Malcolm: Jillian’s fries were weak, but plentiful. I blame this on ourselves; the kitchen was not set up for full lunch service, in spite of our waitress’ protests to the contrary. These seemed like fries that had been plunged desperately into oil that wasn’t quite up to temp. My hot roast beef sandwich ($10.95), on the other hand, delivered on the restaurant’s slogan: I really did “get more than [I] expect.” A huge tower of thick, white bread, piles of roast beef, with two huge scoops of mashed potatoes and a big bowl of coleslaw. Everything was covered in thick brown gravy. It was an outrageous amount of food, and I loved every bite of it…when I finished it the next day.

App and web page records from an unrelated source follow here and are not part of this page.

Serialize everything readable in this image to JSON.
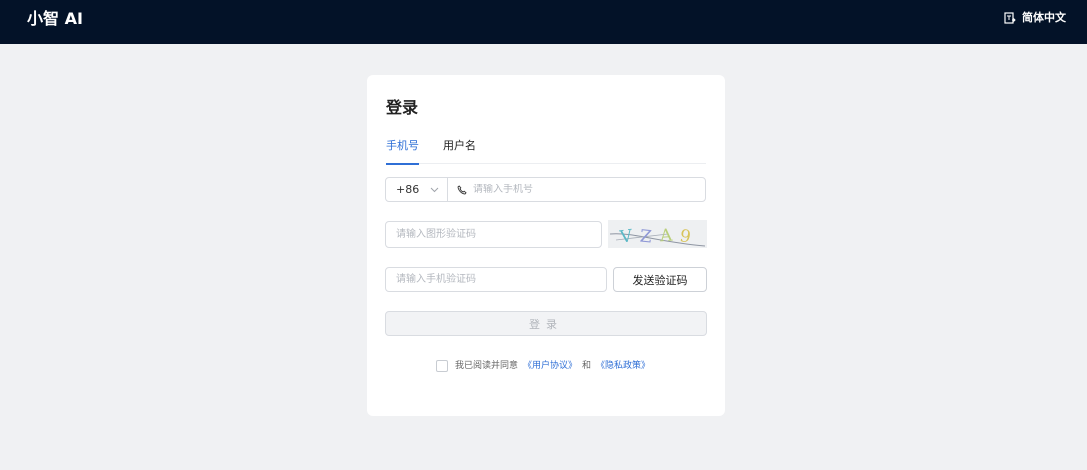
{
  "header": {
    "brand": "小智 AI",
    "language": "简体中文",
    "language_icon": "language-switch-icon"
  },
  "login": {
    "title": "登录",
    "tabs": [
      {
        "label": "手机号",
        "active": true
      },
      {
        "label": "用户名",
        "active": false
      }
    ],
    "country_code": "+86",
    "phone_placeholder": "请输入手机号",
    "captcha_placeholder": "请输入图形验证码",
    "captcha_text": "VZA9",
    "sms_placeholder": "请输入手机验证码",
    "send_code_label": "发送验证码",
    "submit_label": "登录",
    "agreement": {
      "prefix": "我已阅读并同意",
      "user_agreement": "《用户协议》",
      "and": "和",
      "privacy_policy": "《隐私政策》",
      "checked": false
    }
  },
  "colors": {
    "header_bg": "#031228",
    "accent": "#2f6fd6",
    "page_bg": "#f0f1f3"
  }
}
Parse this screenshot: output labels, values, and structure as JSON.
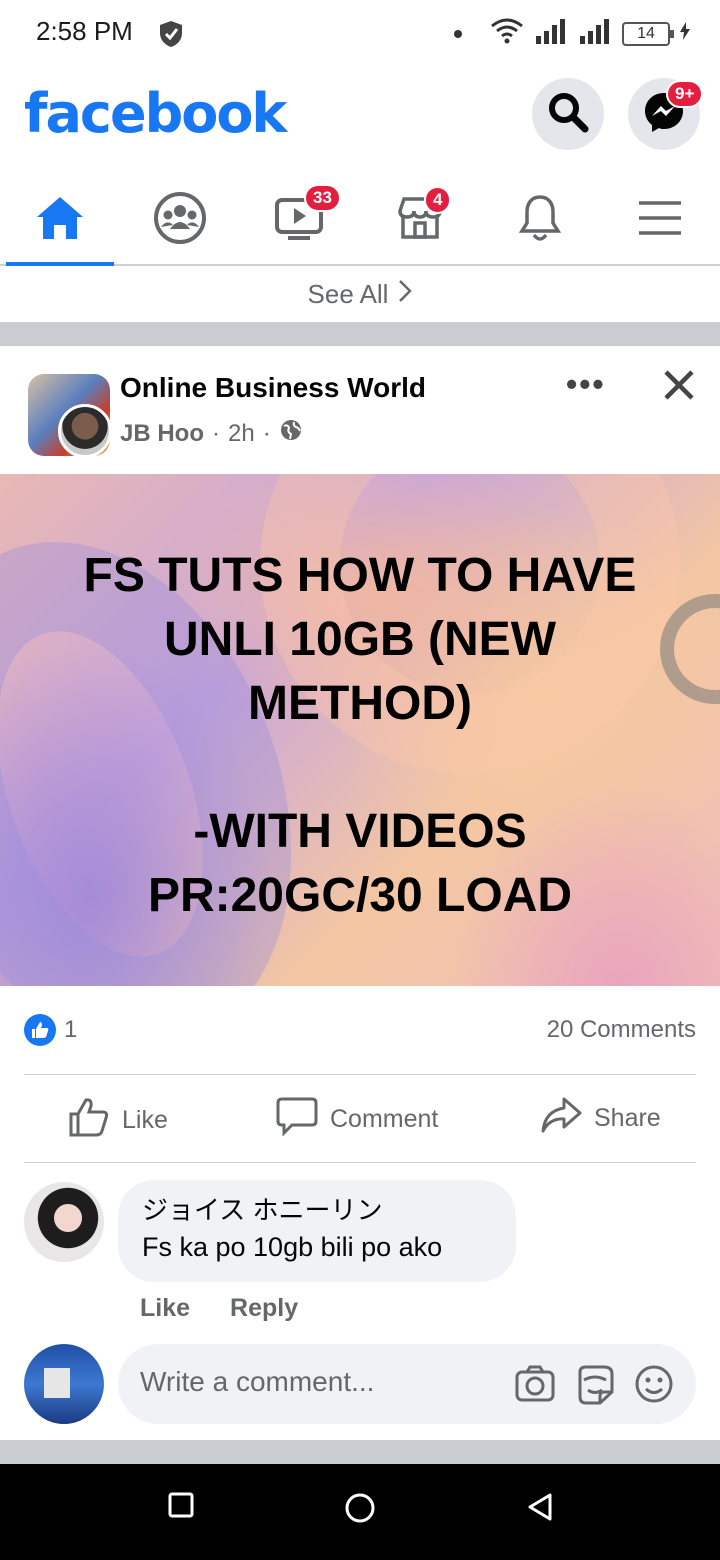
{
  "status_bar": {
    "time": "2:58 PM",
    "battery": "14"
  },
  "header": {
    "logo": "facebook",
    "messenger_badge": "9+"
  },
  "nav": {
    "tabs": [
      {
        "name": "home",
        "active": true
      },
      {
        "name": "groups"
      },
      {
        "name": "watch",
        "badge": "33"
      },
      {
        "name": "marketplace",
        "badge": "4"
      },
      {
        "name": "notifications"
      },
      {
        "name": "menu"
      }
    ]
  },
  "see_all": "See All",
  "post": {
    "group_name": "Online Business World",
    "author": "JB Hoo",
    "time": "2h",
    "separator": "·",
    "image_text": "FS TUTS HOW TO HAVE\nUNLI 10GB (NEW\nMETHOD)\n\n-WITH VIDEOS\nPR:20GC/30 LOAD",
    "like_count": "1",
    "comment_count": "20 Comments",
    "actions": {
      "like": "Like",
      "comment": "Comment",
      "share": "Share"
    }
  },
  "comment": {
    "author": "ジョイス ホニーリン",
    "text": "Fs ka po 10gb bili po ako",
    "like": "Like",
    "reply": "Reply"
  },
  "write_comment": {
    "placeholder": "Write a comment..."
  },
  "colors": {
    "brand": "#1877f2",
    "badge": "#e41e3f",
    "secondary_text": "#65676b"
  }
}
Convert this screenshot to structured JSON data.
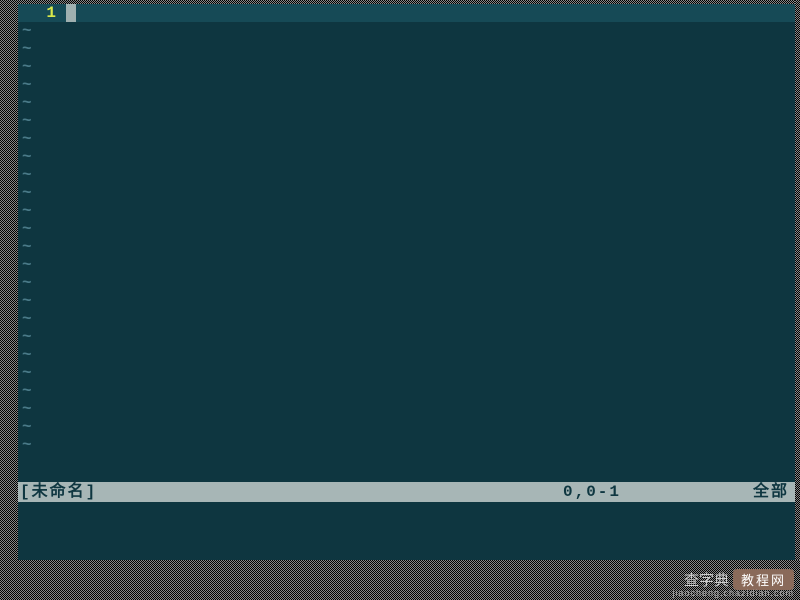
{
  "editor": {
    "current_line_number": "1",
    "tilde": "~",
    "tilde_count": 24,
    "cursor_visible": true
  },
  "status": {
    "filename": "[未命名]",
    "position": "0,0-1",
    "scroll": "全部"
  },
  "watermark": {
    "brand": "查字典",
    "badge": "教程网",
    "url": "jiaocheng.chazidian.com"
  }
}
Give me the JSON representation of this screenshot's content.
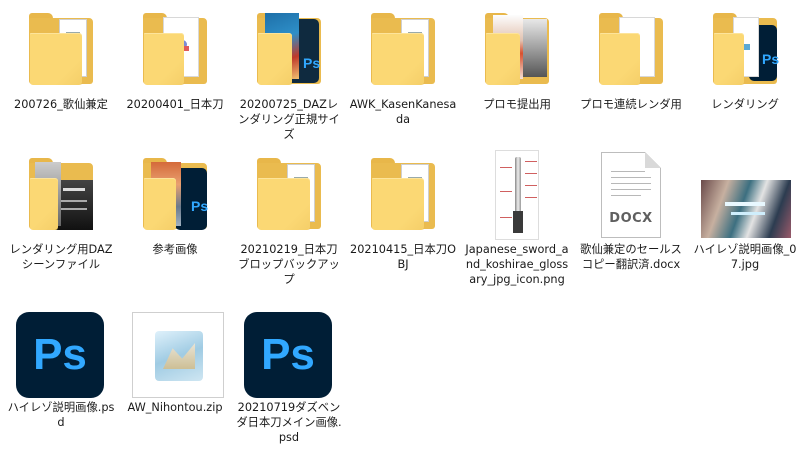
{
  "files": [
    {
      "label": "200726_歌仙兼定"
    },
    {
      "label": "20200401_日本刀"
    },
    {
      "label": "20200725_DAZレンダリング正規サイズ"
    },
    {
      "label": "AWK_KasenKanesada"
    },
    {
      "label": "プロモ提出用"
    },
    {
      "label": "プロモ連続レンダ用"
    },
    {
      "label": "レンダリング"
    },
    {
      "label": "レンダリング用DAZシーンファイル"
    },
    {
      "label": "参考画像"
    },
    {
      "label": "20210219_日本刀ブロップバックアップ"
    },
    {
      "label": "20210415_日本刀OBJ"
    },
    {
      "label": "Japanese_sword_and_koshirae_glossary_jpg_icon.png"
    },
    {
      "label": "歌仙兼定のセールスコピー翻訳済.docx"
    },
    {
      "label": "ハイレゾ説明画像_07.jpg"
    },
    {
      "label": "ハイレゾ説明画像.psd"
    },
    {
      "label": "AW_Nihontou.zip"
    },
    {
      "label": "20210719ダズベンダ日本刀メイン画像.psd"
    }
  ],
  "icons": {
    "ps_text": "Ps",
    "docx_text": "DOCX"
  },
  "colors": {
    "folder_back": "#eabb4f",
    "folder_front": "#fbd874",
    "ps_bg": "#001e36",
    "ps_fg": "#31a8ff"
  }
}
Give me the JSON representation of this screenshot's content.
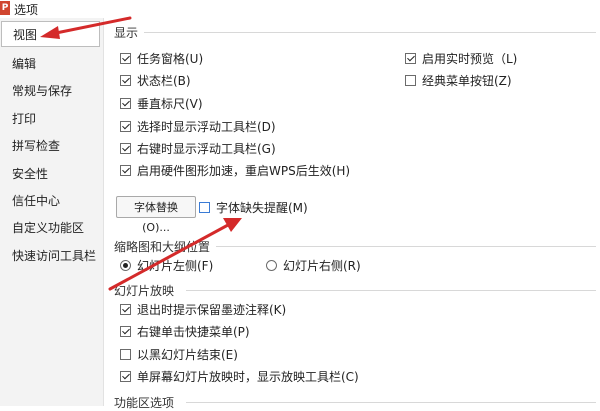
{
  "window": {
    "app_icon_letter": "P",
    "title": "选项"
  },
  "sidebar": {
    "items": [
      {
        "label": "视图",
        "selected": true
      },
      {
        "label": "编辑"
      },
      {
        "label": "常规与保存"
      },
      {
        "label": "打印"
      },
      {
        "label": "拼写检查"
      },
      {
        "label": "安全性"
      },
      {
        "label": "信任中心"
      },
      {
        "label": "自定义功能区"
      },
      {
        "label": "快速访问工具栏"
      }
    ]
  },
  "display": {
    "title": "显示",
    "left_options": [
      {
        "label": "任务窗格(U)",
        "checked": true
      },
      {
        "label": "状态栏(B)",
        "checked": true
      },
      {
        "label": "垂直标尺(V)",
        "checked": true
      },
      {
        "label": "选择时显示浮动工具栏(D)",
        "checked": true
      },
      {
        "label": "右键时显示浮动工具栏(G)",
        "checked": true
      },
      {
        "label": "启用硬件图形加速，重启WPS后生效(H)",
        "checked": true
      }
    ],
    "right_options": [
      {
        "label": "启用实时预览（L)",
        "checked": true
      },
      {
        "label": "经典菜单按钮(Z)",
        "checked": false
      }
    ],
    "font_replace_button": "字体替换(O)...",
    "font_missing_option": {
      "label": "字体缺失提醒(M)",
      "checked": false
    }
  },
  "thumbnail": {
    "title": "缩略图和大纲位置",
    "options": [
      {
        "label": "幻灯片左侧(F)",
        "selected": true
      },
      {
        "label": "幻灯片右侧(R)",
        "selected": false
      }
    ]
  },
  "slideshow": {
    "title": "幻灯片放映",
    "options": [
      {
        "label": "退出时提示保留墨迹注释(K)",
        "checked": true
      },
      {
        "label": "右键单击快捷菜单(P)",
        "checked": true
      },
      {
        "label": "以黑幻灯片结束(E)",
        "checked": false
      },
      {
        "label": "单屏幕幻灯片放映时，显示放映工具栏(C)",
        "checked": true
      }
    ]
  },
  "ribbon": {
    "title": "功能区选项"
  },
  "colors": {
    "arrow": "#d42a2a",
    "sidebar_bg": "#f3f3f3"
  }
}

Onward we drove, past La Casa gentleman’s club, adjacent to the shuttered Adobe Motel in Millinocket, sailed through the abandoned aisles of Mars Hill and, and south on I-95, until finally we had reached the northern entrance to the park. Baxter State Park is the legacy of Percival P. Baxter, the governor who carved out the confines of wild nature for the people of the state of Maine. Entrance to the park is free for all Maine residents. We marveled at America, her sublime landscape, which includes majestic Mt. Katahdin, and all those fore-thinking naturalists and pioneer heroes of the last century, thanking them for this gift. The road was in good condition, far less axle-breaking than described in the guidebooks; we made the journey through in two hours, with a couple of lookout stops and to dip our toes in the icy Allagash.
It was a spectacularly gorgeous afternoon, pine-scented and serene in the 200,000 acre woods. I’m glad I have seen more of Maine, and knowing there is so much left to discover. It is awesome to behold. We feel compelled to be back out there, to see more wildlife up close, walk into the woods, sleep under the stars, possibly touch a puffin, unless it’s illegal to touch a puffin, and then I shall not. We want to continue driving, eating, meeting and making the most of this grand adventure. It isn’t any more or less real than Portland, Mid-Coast, or the postcards. I have been to those places, too, and I can assure you they all have both weight and water. It is as idyllic as it seems in books and I understand why there are so many storytellers weaving warming yarns about this magic state. We came home a little wiser, a little fatter, inspired and tired and happy to be home. It was the best kind of journey, after all.